- WHAT IS REQUIRED:
Present each line of the entries below that holds the word "folder".

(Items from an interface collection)

________

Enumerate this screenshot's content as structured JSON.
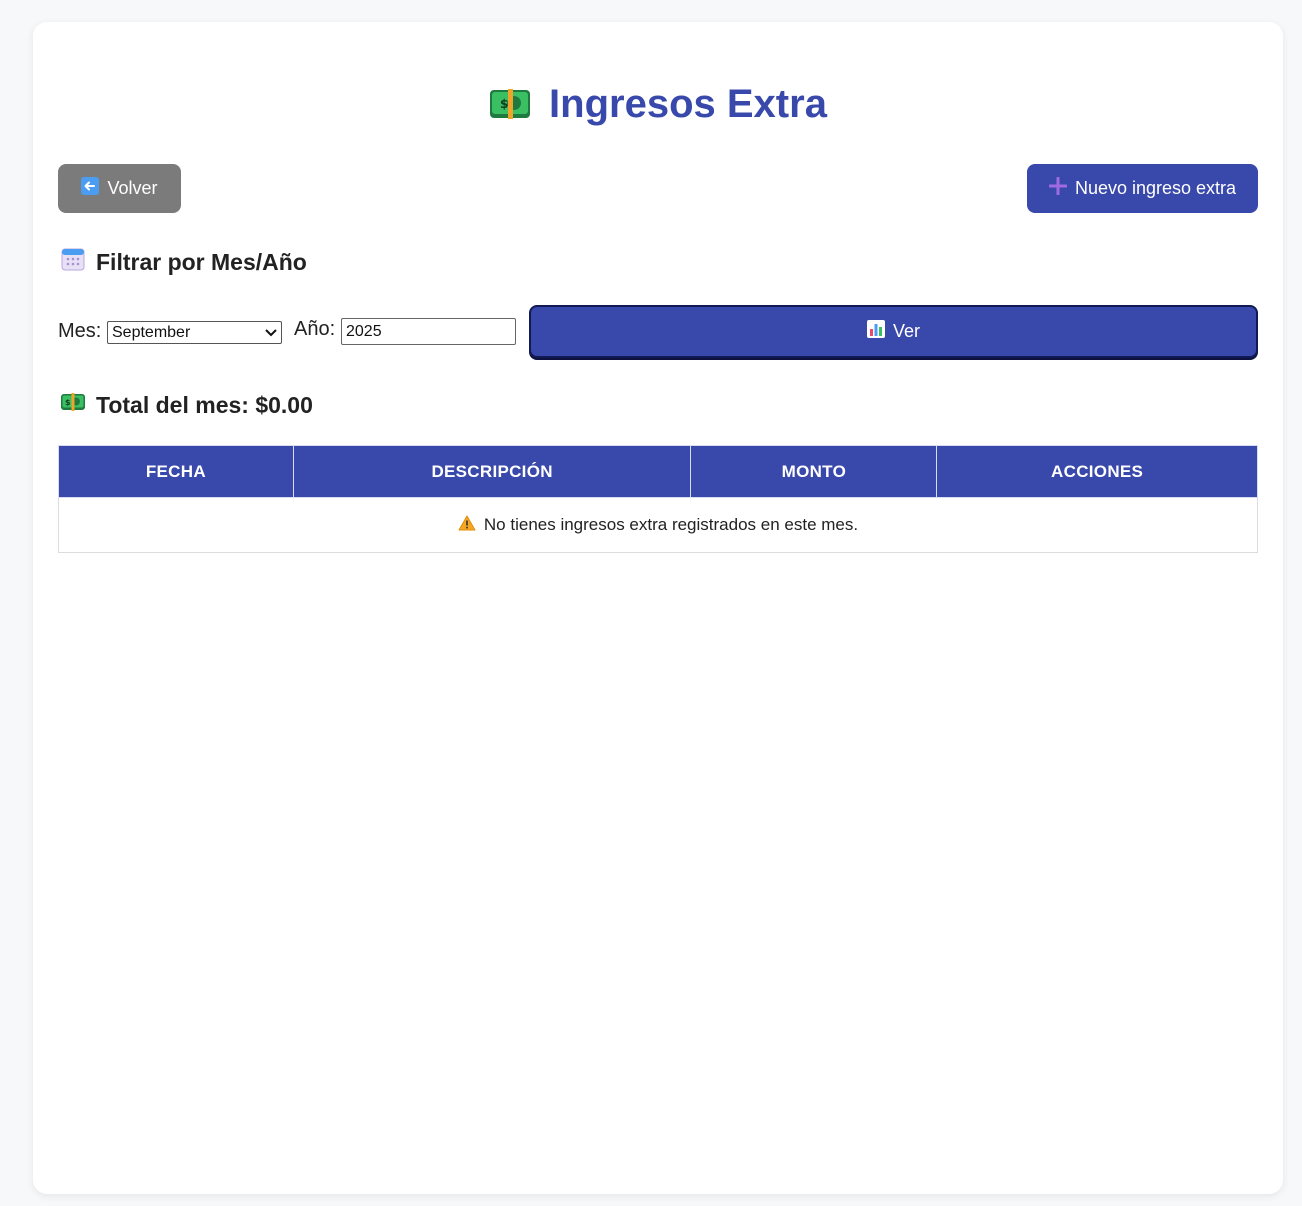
{
  "header": {
    "title": "Ingresos Extra",
    "title_icon": "money-banknote-icon"
  },
  "actions": {
    "back_label": "Volver",
    "back_icon": "arrow-left-icon",
    "new_label": "Nuevo ingreso extra",
    "new_icon": "plus-icon"
  },
  "filter": {
    "heading": "Filtrar por Mes/Año",
    "heading_icon": "calendar-icon",
    "month_label": "Mes:",
    "month_value": "September",
    "year_label": "Año:",
    "year_value": "2025",
    "submit_label": "Ver",
    "submit_icon": "bar-chart-icon"
  },
  "total": {
    "label": "Total del mes: $0.00",
    "icon": "money-banknote-icon"
  },
  "table": {
    "columns": [
      "FECHA",
      "DESCRIPCIÓN",
      "MONTO",
      "ACCIONES"
    ],
    "empty_message": "No tienes ingresos extra registrados en este mes.",
    "empty_icon": "warning-icon"
  },
  "colors": {
    "accent": "#3949ab",
    "secondary_button": "#7b7b7b",
    "background": "#f7f8fa"
  }
}
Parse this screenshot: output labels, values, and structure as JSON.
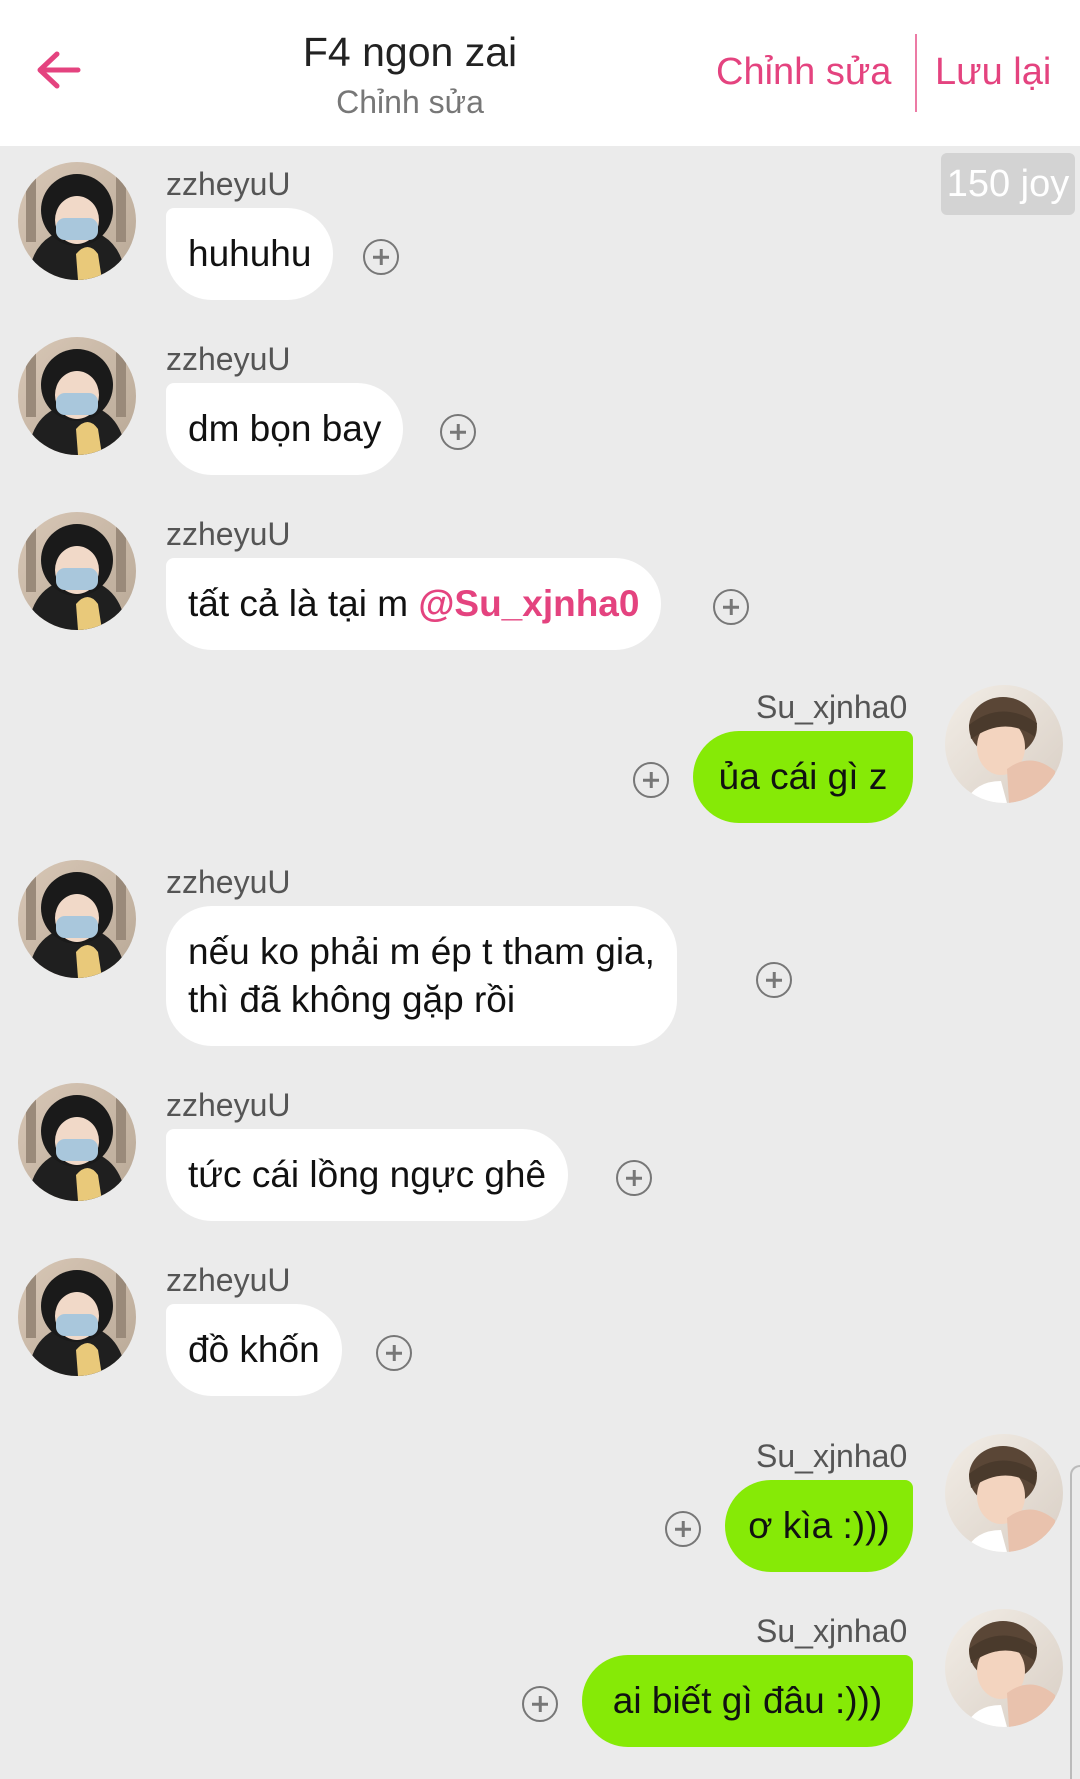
{
  "header": {
    "title": "F4 ngon zai",
    "subtitle": "Chỉnh sửa",
    "edit_label": "Chỉnh sửa",
    "save_label": "Lưu lại"
  },
  "joy_badge": "150 joy",
  "messages": [
    {
      "sender": "zzheyuU",
      "text": "huhuhu"
    },
    {
      "sender": "zzheyuU",
      "text": "dm bọn bay"
    },
    {
      "sender": "zzheyuU",
      "text": "tất cả là tại m ",
      "mention": "@Su_xjnha0"
    },
    {
      "sender": "Su_xjnha0",
      "text": "ủa cái gì z"
    },
    {
      "sender": "zzheyuU",
      "text_line1": "nếu ko phải m ép t tham gia,",
      "text_line2": "thì đã không gặp rồi"
    },
    {
      "sender": "zzheyuU",
      "text": "tức cái lồng ngực ghê"
    },
    {
      "sender": "zzheyuU",
      "text": "đồ khốn"
    },
    {
      "sender": "Su_xjnha0",
      "text": "ơ kìa :)))"
    },
    {
      "sender": "Su_xjnha0",
      "text": "ai biết gì đâu :)))"
    }
  ],
  "colors": {
    "accent": "#e4437f",
    "my_bubble": "#86ea06",
    "other_bubble": "#ffffff",
    "background": "#ebebeb"
  },
  "icons": {
    "back": "arrow-left-icon",
    "react": "plus-circle-icon"
  }
}
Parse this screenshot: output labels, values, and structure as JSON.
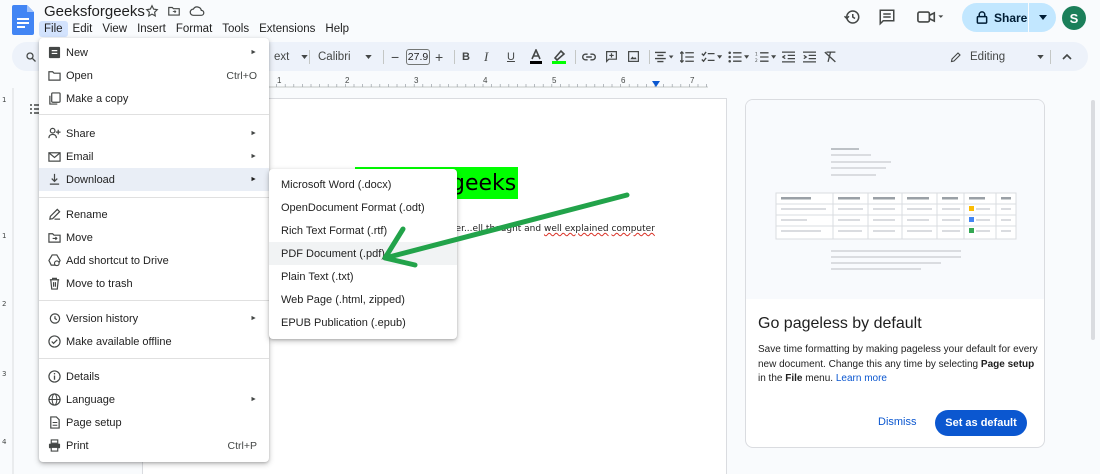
{
  "app": {
    "title": "Geeksforgeeks",
    "menus": [
      "File",
      "Edit",
      "View",
      "Insert",
      "Format",
      "Tools",
      "Extensions",
      "Help"
    ],
    "share_label": "Share",
    "avatar_letter": "S"
  },
  "toolbar": {
    "style_fragment": "ext",
    "font_name": "Calibri",
    "font_size": "27.9",
    "mode_label": "Editing"
  },
  "ruler": {
    "numbers": [
      "1",
      "2",
      "3",
      "4",
      "5",
      "6",
      "7"
    ]
  },
  "document": {
    "heading": "geeks",
    "body_text": "ter...ell thought and ",
    "body_u1": "well explained",
    "body_mid": " ",
    "body_u2": "computer"
  },
  "file_menu": {
    "items": [
      {
        "label": "New",
        "icon": "new-doc-icon",
        "shortcut": "",
        "submenu": true
      },
      {
        "label": "Open",
        "icon": "folder-icon",
        "shortcut": "Ctrl+O",
        "submenu": false
      },
      {
        "label": "Make a copy",
        "icon": "copy-icon",
        "shortcut": "",
        "submenu": false
      },
      {
        "label": "Share",
        "icon": "person-add-icon",
        "shortcut": "",
        "submenu": true
      },
      {
        "label": "Email",
        "icon": "mail-icon",
        "shortcut": "",
        "submenu": true
      },
      {
        "label": "Download",
        "icon": "download-icon",
        "shortcut": "",
        "submenu": true
      },
      {
        "label": "Rename",
        "icon": "pencil-icon",
        "shortcut": "",
        "submenu": false
      },
      {
        "label": "Move",
        "icon": "move-folder-icon",
        "shortcut": "",
        "submenu": false
      },
      {
        "label": "Add shortcut to Drive",
        "icon": "drive-shortcut-icon",
        "shortcut": "",
        "submenu": false
      },
      {
        "label": "Move to trash",
        "icon": "trash-icon",
        "shortcut": "",
        "submenu": false
      },
      {
        "label": "Version history",
        "icon": "history-icon",
        "shortcut": "",
        "submenu": true
      },
      {
        "label": "Make available offline",
        "icon": "offline-icon",
        "shortcut": "",
        "submenu": false
      },
      {
        "label": "Details",
        "icon": "info-icon",
        "shortcut": "",
        "submenu": false
      },
      {
        "label": "Language",
        "icon": "globe-icon",
        "shortcut": "",
        "submenu": true
      },
      {
        "label": "Page setup",
        "icon": "page-icon",
        "shortcut": "",
        "submenu": false
      },
      {
        "label": "Print",
        "icon": "print-icon",
        "shortcut": "Ctrl+P",
        "submenu": false
      }
    ]
  },
  "download_submenu": {
    "items": [
      "Microsoft Word (.docx)",
      "OpenDocument Format (.odt)",
      "Rich Text Format (.rtf)",
      "PDF Document (.pdf)",
      "Plain Text (.txt)",
      "Web Page (.html, zipped)",
      "EPUB Publication (.epub)"
    ]
  },
  "side_panel": {
    "title": "Go pageless by default",
    "desc_1": "Save time formatting by making pageless your default for every new document. Change this any time by selecting ",
    "desc_bold_1": "Page setup",
    "desc_2": " in the ",
    "desc_bold_2": "File",
    "desc_3": " menu. ",
    "desc_link": "Learn more",
    "dismiss_label": "Dismiss",
    "default_label": "Set as default"
  },
  "colors": {
    "accent": "#0b57d0",
    "highlight": "#00ff00",
    "arrow": "#22a34a",
    "avatar": "#1b7f5a"
  }
}
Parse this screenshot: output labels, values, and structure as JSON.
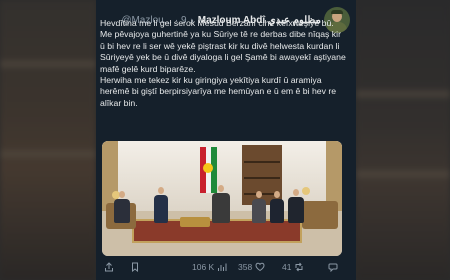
{
  "tweet": {
    "display_name": "Mazloum Abdî مظلوم عبدي",
    "handle_meta": "@Mazlou... · 9 د",
    "paragraphs": [
      "Hevdîtina me li gel serok Mesûd Berzanî cihê kêfxweşiyê bû.",
      "Me pêvajoya guhertinê ya ku Sûriye tê re derbas dibe nîqaş kir û bi hev re li ser wê yekê piştrast kir ku divê helwesta kurdan li Sûriyeyê yek be û divê diyaloga li gel Şamê bi awayekî aştiyane mafê gelê kurd biparêze.",
      "Herwiha me tekez kir ku giringiya yekîtiya kurdî û aramiya herêmê bi giştî berpirsiyarîya me hemûyan e û em ê bi hev re alîkar bin."
    ],
    "stats": {
      "views": "106 K",
      "retweets": "358",
      "likes": "41"
    }
  },
  "colors": {
    "tweet_bg": "#15202b",
    "text": "#e7e9ea",
    "muted": "#8b98a5"
  }
}
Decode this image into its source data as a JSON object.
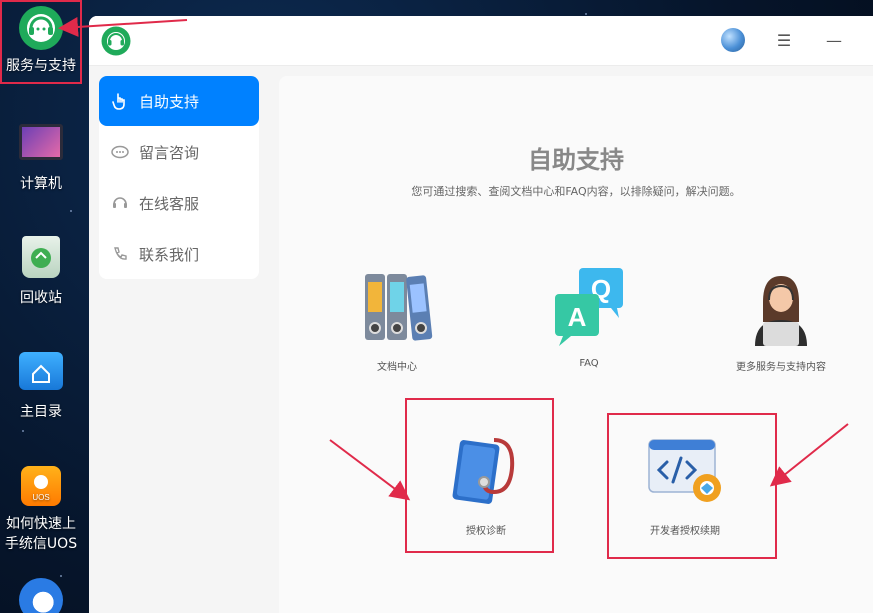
{
  "desktop": {
    "icons": [
      {
        "label": "服务与支持",
        "icon": "headset-icon"
      },
      {
        "label": "计算机",
        "icon": "computer-icon"
      },
      {
        "label": "回收站",
        "icon": "recycle-bin-icon"
      },
      {
        "label": "主目录",
        "icon": "home-folder-icon"
      },
      {
        "label": "如何快速上手统信UOS",
        "icon": "bulb-icon"
      },
      {
        "label": "",
        "icon": "browser-icon"
      }
    ]
  },
  "window": {
    "title_icon": "headset-icon",
    "controls": {
      "avatar": "globe-avatar-icon",
      "menu": "☰",
      "minimize": "—"
    },
    "sidebar": {
      "items": [
        {
          "label": "自助支持",
          "icon": "hand-pointer-icon",
          "active": true
        },
        {
          "label": "留言咨询",
          "icon": "message-icon",
          "active": false
        },
        {
          "label": "在线客服",
          "icon": "headset-icon",
          "active": false
        },
        {
          "label": "联系我们",
          "icon": "phone-icon",
          "active": false
        }
      ]
    },
    "main": {
      "title": "自助支持",
      "subtitle": "您可通过搜索、查阅文档中心和FAQ内容，以排除疑问，解决问题。",
      "cards": [
        {
          "label": "文档中心",
          "icon": "binders-icon"
        },
        {
          "label": "FAQ",
          "icon": "faq-bubbles-icon"
        },
        {
          "label": "更多服务与支持内容",
          "icon": "support-agent-icon"
        },
        {
          "label": "授权诊断",
          "icon": "stethoscope-icon"
        },
        {
          "label": "开发者授权续期",
          "icon": "code-gear-icon"
        }
      ]
    }
  },
  "colors": {
    "accent": "#0081ff",
    "highlight": "#e02a4a"
  }
}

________

- ANSWER FOR THE TASK:
        "icon": "folder-icon",
        "icon": "move-folder-icon",
        "icon": "home-folder-icon"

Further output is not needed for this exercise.